THE MINING industry has been hard at work to skew mining fiscal policy in its favor. It has been grumbling about its financial obligations, ostensibly because raising taxes on mining makes the country less competitive. The truth is that as the mineral resources’ owners, the Filipino people are only getting 2% of the gross value of these resources. The industry argues that they are paying more than the 2% excise tax, citing a recent study by the IMF that our average effective tax rate is about 60%.

Yes it is true they paying other taxes. The industry has to pay a 5% royalty if they are operating in mineral reservation areas. According to the list of MPSAs (mineral production sharing agreements) on the Mines and Geosciences Bureau website only 10 mining operations are in mineral reservation areas, out of the 36 operating metallic mines in the country. Mining companies are also required to allocate 1.5% of operational expenses to social spending in the localities hosting them. But this also reduces their income tax liability. The industry pays taxes to the national and local governments that other businesses operating in the Philippines normally pay. So as owners of the minerals, we are only getting 2% of their actual value.

A World Bank study shows our total effective tax rate is low compared to other mineral-rich countries. Prof. James Otto examined the tax system of over 20 nations and grouped them in quartiles from lowest-taxing to highest-taxing. The Philippines is in the second lowest-taxing quartile. Despite that, countries like Peru, Tanzania, Mexico and Ghana, whose total effective tax rates are higher than ours, rank better in terms of investment attractiveness according to the 2013 Behre Dolbear country ranking for mining investment. The country’s tax policy is just one of the determinants in the decision to invest. Other considerations include the economic and political system, social issues, bureaucratic issues, corruption and currency stability.

Making countries compete by reducing the tax rates they impose on corporations is really a race to the bottom. Other countries can also reduce their rates, resulting in revenue losses in all countries involved. Rather than competing to reach bottom, our mining fiscal policy should reflect the real cost of extracting minerals. Other countries are now realizing this. A 2012 industry study by Price Waterhouse Coopers International discussed a global trend of increasing tax rates in the mining sector. Argentina, whose taxes are higher than ours, is still considering increasing its mining tax rate. Australia enacted its Mineral Resource Rent Tax last year. Brazil is also considering increasing its tax on its mineral resources. The Ghana government is proposing an increase in its corporate income tax and an additional tax on mining companies. Tanzania also increased its royalty rates on metallic minerals.

Other countries are also maximizing the benefits from mining by creating downstream industries. Indonesia requires mining companies to process and refine mineral ore within the country and now imposes export duties on mineral ore to discourage its export. In the Philippines, most of the mineral ore is exported. We only have one copper smelter and one nickel smelter and our lone copper smelter sources its copper concentrate from abroad! All the copper extracted from our mine sites is exported.

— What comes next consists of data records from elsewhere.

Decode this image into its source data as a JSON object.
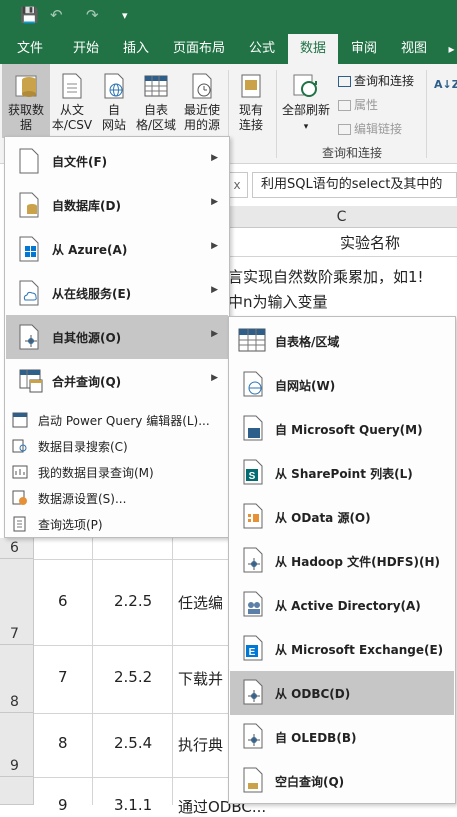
{
  "quick_access": {
    "save": "💾",
    "undo": "↶",
    "redo": "↷",
    "customize": "▾"
  },
  "tabs": [
    "文件",
    "开始",
    "插入",
    "页面布局",
    "公式",
    "数据",
    "审阅",
    "视图"
  ],
  "ribbon": {
    "get_data": "获取数\n据",
    "from_text_csv": "从文\n本/CSV",
    "from_web": "自\n网站",
    "from_table": "自表\n格/区域",
    "recent_sources": "最近使\n用的源",
    "existing_connections": "现有\n连接",
    "refresh_all": "全部刷新",
    "queries_connections": "查询和连接",
    "properties": "属性",
    "edit_links": "编辑链接",
    "group_label": "查询和连接",
    "sort_az": "A↓Z"
  },
  "formula_bar": {
    "text": "利用SQL语句的select及其中的",
    "x": "x"
  },
  "sheet": {
    "col_header": "C",
    "col_title": "实验名称",
    "line1": "言实现自然数阶乘累加，如1!",
    "line2": "中n为输入变量",
    "rows": [
      {
        "row": "6",
        "num": "",
        "ver": "",
        "text": ""
      },
      {
        "row": "7",
        "num": "6",
        "ver": "2.2.5",
        "text": "任选编"
      },
      {
        "row": "8",
        "num": "7",
        "ver": "2.5.2",
        "text": "下载并"
      },
      {
        "row": "9",
        "num": "8",
        "ver": "2.5.4",
        "text": "执行典"
      },
      {
        "row": "",
        "num": "9",
        "ver": "3.1.1",
        "text": "通过ODBC..."
      }
    ]
  },
  "menu": {
    "main_items": [
      {
        "label": "自文件(F)",
        "icon": "file-icon"
      },
      {
        "label": "自数据库(D)",
        "icon": "database-icon"
      },
      {
        "label": "从 Azure(A)",
        "icon": "azure-icon"
      },
      {
        "label": "从在线服务(E)",
        "icon": "cloud-icon"
      },
      {
        "label": "自其他源(O)",
        "icon": "other-sources-icon"
      },
      {
        "label": "合并查询(Q)",
        "icon": "combine-icon"
      }
    ],
    "small_items": [
      "启动 Power Query 编辑器(L)...",
      "数据目录搜索(C)",
      "我的数据目录查询(M)",
      "数据源设置(S)...",
      "查询选项(P)"
    ]
  },
  "submenu": {
    "items": [
      "自表格/区域",
      "自网站(W)",
      "自 Microsoft Query(M)",
      "从 SharePoint 列表(L)",
      "从 OData 源(O)",
      "从 Hadoop 文件(HDFS)(H)",
      "从 Active Directory(A)",
      "从 Microsoft Exchange(E)",
      "从 ODBC(D)",
      "自 OLEDB(B)",
      "空白查询(Q)"
    ]
  },
  "colors": {
    "excel_green": "#217346",
    "highlight": "#c6c6c6",
    "ribbon_bg": "#f3f3f3"
  }
}
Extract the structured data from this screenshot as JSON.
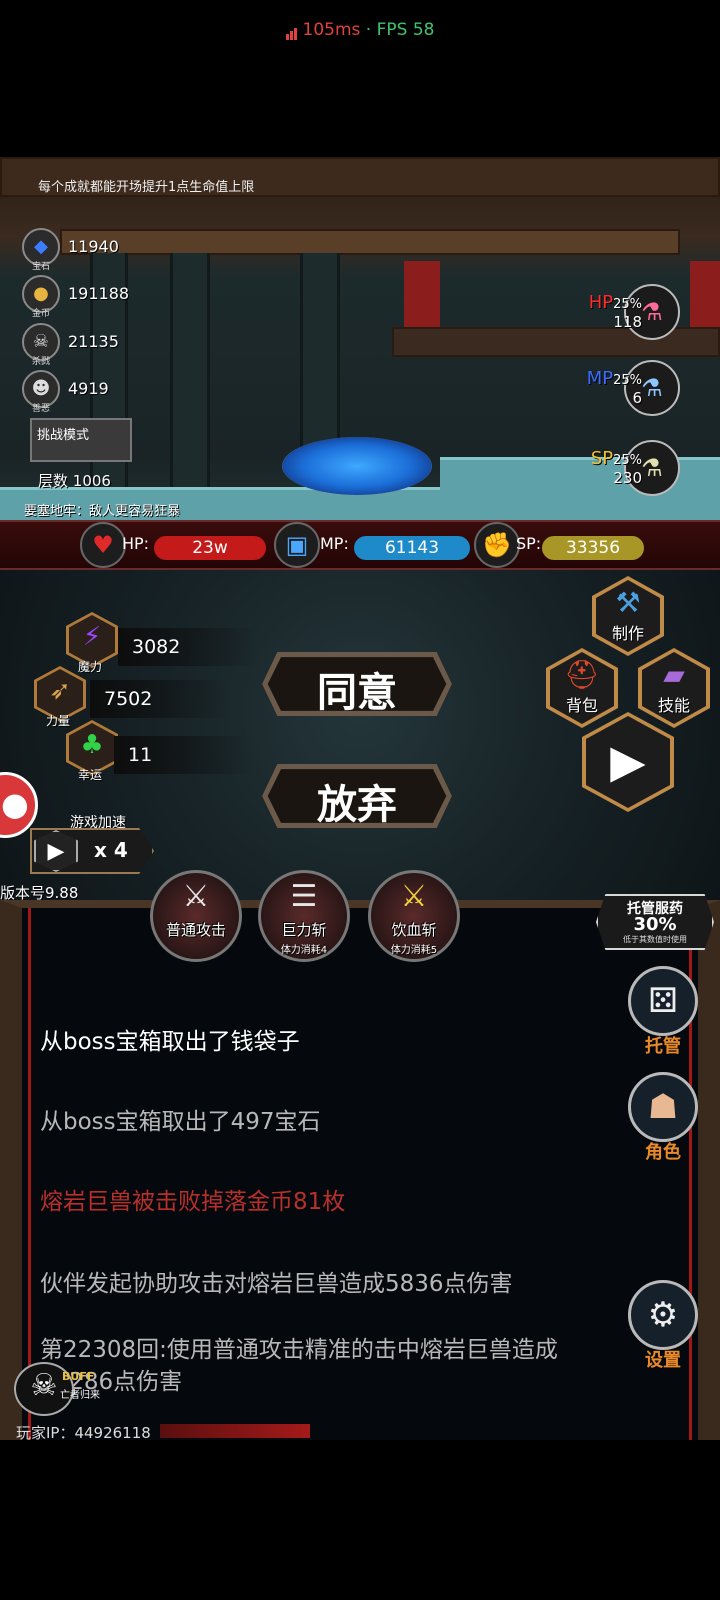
{
  "status": {
    "ping": "105ms",
    "sep": "·",
    "fps": "FPS 58",
    "ping_color": "#e0423f",
    "fps_color": "#3ec46d"
  },
  "scene": {
    "hint": "每个成就都能开场提升1点生命值上限",
    "resources": [
      {
        "icon": "gem-icon",
        "glyph": "◆",
        "label": "宝石",
        "value": "11940"
      },
      {
        "icon": "coin-icon",
        "glyph": "●",
        "label": "金币",
        "value": "191188"
      },
      {
        "icon": "skull-icon",
        "glyph": "☠",
        "label": "杀戮",
        "value": "21135"
      },
      {
        "icon": "mask-icon",
        "glyph": "☻",
        "label": "善恶",
        "value": "4919"
      }
    ],
    "challenge_mode": "挑战模式",
    "floor_label": "层数",
    "floor_value": "1006",
    "fortress_note": "要塞地牢：敌人更容易狂暴",
    "potions": [
      {
        "key": "HP",
        "pct": "25%",
        "count": "118",
        "color": "#ff2a2a",
        "icon": "hp-potion-icon"
      },
      {
        "key": "MP",
        "pct": "25%",
        "count": "6",
        "color": "#3a6dff",
        "icon": "mp-potion-icon"
      },
      {
        "key": "SP",
        "pct": "25%",
        "count": "230",
        "color": "#f2c432",
        "icon": "sp-potion-icon"
      }
    ]
  },
  "bars": {
    "hp": {
      "label": "HP:",
      "value": "23w",
      "color": "#c41a1a"
    },
    "mp": {
      "label": "MP:",
      "value": "61143",
      "color": "#1f8ac9"
    },
    "sp": {
      "label": "SP:",
      "value": "33356",
      "color": "#a89627"
    }
  },
  "attributes": [
    {
      "name": "魔力",
      "value": "3082",
      "icon": "magic-icon",
      "glyph": "⚡",
      "color": "#9b47ff"
    },
    {
      "name": "力量",
      "value": "7502",
      "icon": "strength-icon",
      "glyph": "➶",
      "color": "#d9a54a"
    },
    {
      "name": "幸运",
      "value": "11",
      "icon": "clover-icon",
      "glyph": "♣",
      "color": "#33d04a"
    }
  ],
  "actions": {
    "agree": "同意",
    "abandon": "放弃"
  },
  "menu": {
    "craft": "制作",
    "bag": "背包",
    "skills": "技能"
  },
  "speed": {
    "label": "游戏加速",
    "multiplier": "x 4"
  },
  "version": "版本号9.88",
  "skills": [
    {
      "name": "普通攻击",
      "cost": ""
    },
    {
      "name": "巨力斩",
      "cost": "体力消耗4"
    },
    {
      "name": "饮血斩",
      "cost": "体力消耗5"
    }
  ],
  "auto_potion": {
    "title": "托管服药",
    "pct": "30%",
    "sub": "低于其数值时使用"
  },
  "log": [
    {
      "text": "从boss宝箱取出了钱袋子",
      "color": "#ffffff"
    },
    {
      "text": "从boss宝箱取出了497宝石",
      "color": "#b8b8b8"
    },
    {
      "text": "熔岩巨兽被击败掉落金币81枚",
      "color": "#b8302c"
    },
    {
      "text": "伙伴发起协助攻击对熔岩巨兽造成5836点伤害",
      "color": "#b8b8b8"
    },
    {
      "text": "第22308回:使用普通攻击精准的击中熔岩巨兽造成73286点伤害",
      "color": "#b8b8b8"
    }
  ],
  "side_buttons": {
    "auto": "托管",
    "role": "角色",
    "settings": "设置"
  },
  "buff": {
    "label": "BUFF",
    "name": "亡者归来"
  },
  "player_ip": "玩家IP：44926118"
}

Ultimately, governance of the mining industry must be improved. The public needs to see that the government can really regulate the industry because our history says otherwise. Many communities have hosted mining activities yet poverty in most is still very high. Mining for development has been a government paradigm since the time of Marcos but we have yet to see that positive relationship between hosting the industry and the host communities’ development. Communities have experienced mining accidents that resulted in the loss of livelihoods, homes and lives; many families who suffered remain uncompensated for their losses. Roel Landingin and Jenny Aguilar in a Newsbreak article showed that, except for Marcopper, the companies responsible for the mining accidents — and were associated with violation of environmental regulations — remain as top companies in operation. Mining has been linked with human rights abuses and circumvention of the free prior and informed consent (FPIC) process of the indigenous peoples. These are reasons not to trust the industry.

There is now an opportunity to reform governance and rebuild trust in the industry. The Philippines has recently been accepted as a candidate country in the Extractive Industry Transparency Initiative (EITI). Initially conceptualized as an anti-corruption tool, EITI requires companies to disclose the amount of taxes and fees they pay the government and for the government to disclose how much it actually receives. EITI’s new set of global standards requires the disclosure of data on production figures, information on license holders’ ownership, disclosure of all material payments and revenues and how these are distributed, disclosure of beneficial ownership, social expenditures of companies and sub-national payments and transfers. The new standards encourage the disclosure of contracts entered into by mining companies.

I believe mining companies and the Philippine government should disclose these contracts with the communities as these are considered public documents. I certainly hope the government can also disclose monitoring reports of mining operations. Mining disasters happened because of the government’s weak capacity to monitor the industry. Access to these monitoring reports is our only assurance that the government can monitor and regulate mining industry operations.

The first Philippine EITI report should be published by December 2014. The quality and amount of information that will be disclosed will help us make an objective assessment if mining can indeed be an engine for development.

Cielo Magno is the National Coordinator of Bantay Kita, a coalition of civil society organizations working for transparency and accountability of the extractive industry. She is also a member of the Global Steering Committee of Publish What You Pay and a fellow of Action for Economic Reforms.